Jakarta – This once-in-a-century pandemic has certainly tempted some of us to think that we live in the worst of times, if not the end of times.

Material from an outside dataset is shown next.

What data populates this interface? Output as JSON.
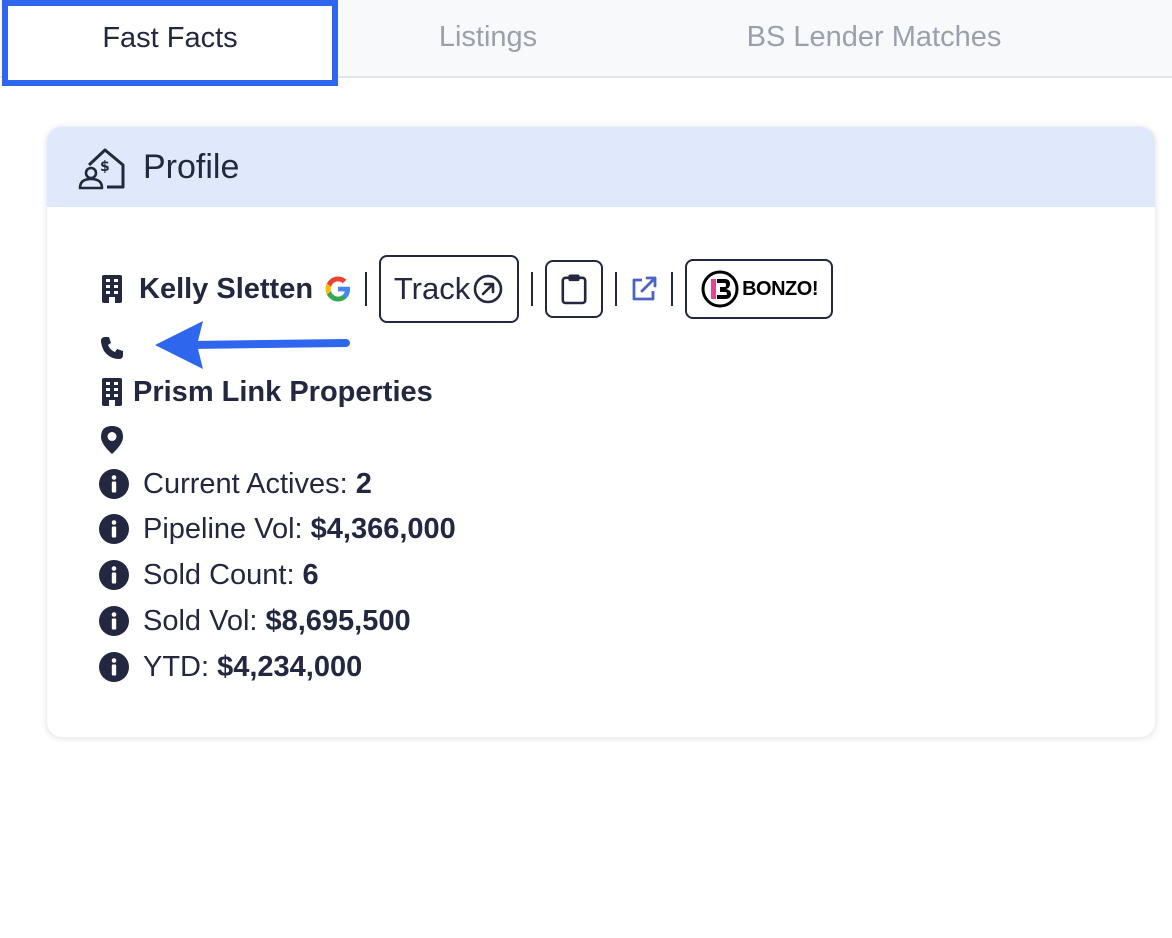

And with the ongoing climate crisis, it is difficult for many not to break under the weight of existential dread.
For two years now, we have all lived under the shadow of the coronavirus pandemic, which has now infected more than 285 million people and killed upwards of 5.4 million worldwide.
We have become familiar with the ebb and flow of the pandemic and have adjusted our lives and expectations to its surges and retreats.
Just when we thought that we were out of the woods, with cases in Indonesia in the low hundreds and almost 50 percent of the population having had two vaccine doses, the Omicron variant came, which not only disrupted our plans for the year-end holidays but may also scramble plans for reopening in 2022.
The only certainty about the coronavirus is its uncertainty, and many dread the possibility of going through another similar year in 2022.
Things are bleak, and if there's one comfort in living through a crisis, it's that sometimes the best of humanity is revealed in periods of turmoil.
From Austrian artist Gustav Klimt, who painted his masterpiece "The Kiss" while the Hapsburg Empire was crumbling around him, to American musician Jimi Hendrix recording "Purple Haze" while the United States was bursting at the seams with racial strife and social unrest in the late 1960s, great art is, at times, the outgrowth of deep turbulence.
Around the same time that Hendrix recorded that masterpiece, engineers at NASA used their ingenuity to send the first man to the moon.
This Christmas, while Omicron was raging, scientists and engineers at NASA managed to launch the US$9 billion James Webb Space Telescope after years of delay.
This contraption will, for the first time in human history, allow us to gaze back into the origin of the universe and perhaps even find deeper meaning about our place in the cosmos. Not bad for a species who came out of caves around 300,000 years ago.
Six months from now, the space telescope will come back to us with findings that may suggest our significance – or insignificance – in the universe. That may spark our sense of shared humanity and prompt us to address the real challenge of today: putting an end to the pandemic.
We're already part of the way there. In the space of less than two years, engineers, researchers and scientists have managed to provide us with vaccines, therapeutics and tools to deal with many facets of the pandemic.
With all these achievements, it's hard not to cheer for the triumph of humanity. Happy New Year!